[Component data from apps and pages]
== Segment start ==

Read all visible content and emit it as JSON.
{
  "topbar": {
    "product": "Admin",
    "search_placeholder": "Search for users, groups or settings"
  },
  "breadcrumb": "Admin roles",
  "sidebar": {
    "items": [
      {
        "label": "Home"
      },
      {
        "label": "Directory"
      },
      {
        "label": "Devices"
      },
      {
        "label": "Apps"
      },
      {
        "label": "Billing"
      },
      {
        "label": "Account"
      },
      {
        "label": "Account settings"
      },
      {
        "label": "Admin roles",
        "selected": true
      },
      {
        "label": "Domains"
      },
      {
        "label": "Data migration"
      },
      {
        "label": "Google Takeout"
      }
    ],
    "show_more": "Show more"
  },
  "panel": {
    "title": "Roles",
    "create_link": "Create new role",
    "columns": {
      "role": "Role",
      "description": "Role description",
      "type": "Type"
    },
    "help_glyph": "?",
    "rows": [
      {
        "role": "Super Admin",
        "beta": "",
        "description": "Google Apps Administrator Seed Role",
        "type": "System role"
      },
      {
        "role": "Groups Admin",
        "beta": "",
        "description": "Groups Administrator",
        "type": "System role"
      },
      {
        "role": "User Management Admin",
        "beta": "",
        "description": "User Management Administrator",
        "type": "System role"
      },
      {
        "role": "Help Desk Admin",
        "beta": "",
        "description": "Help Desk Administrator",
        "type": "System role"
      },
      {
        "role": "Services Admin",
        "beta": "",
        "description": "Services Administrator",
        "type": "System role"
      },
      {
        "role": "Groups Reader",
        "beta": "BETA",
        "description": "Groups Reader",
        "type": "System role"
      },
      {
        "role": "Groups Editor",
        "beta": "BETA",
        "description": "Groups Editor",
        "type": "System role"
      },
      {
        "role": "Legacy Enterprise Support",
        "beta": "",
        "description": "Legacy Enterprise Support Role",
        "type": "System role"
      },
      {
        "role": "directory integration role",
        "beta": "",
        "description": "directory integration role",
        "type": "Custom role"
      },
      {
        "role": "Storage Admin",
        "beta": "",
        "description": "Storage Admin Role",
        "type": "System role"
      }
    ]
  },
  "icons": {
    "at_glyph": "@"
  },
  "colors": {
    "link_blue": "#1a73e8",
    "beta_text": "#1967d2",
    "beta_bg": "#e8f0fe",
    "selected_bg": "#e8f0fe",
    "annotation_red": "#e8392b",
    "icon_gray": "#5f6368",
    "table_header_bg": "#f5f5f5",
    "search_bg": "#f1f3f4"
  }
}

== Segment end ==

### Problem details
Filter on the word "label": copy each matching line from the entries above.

### Your response
        "label": "Home"
        "label": "Directory"
        "label": "Devices"
        "label": "Apps"
        "label": "Billing"
        "label": "Account"
        "label": "Account settings"
        "label": "Admin roles",
        "label": "Domains"
        "label": "Data migration"
        "label": "Google Takeout"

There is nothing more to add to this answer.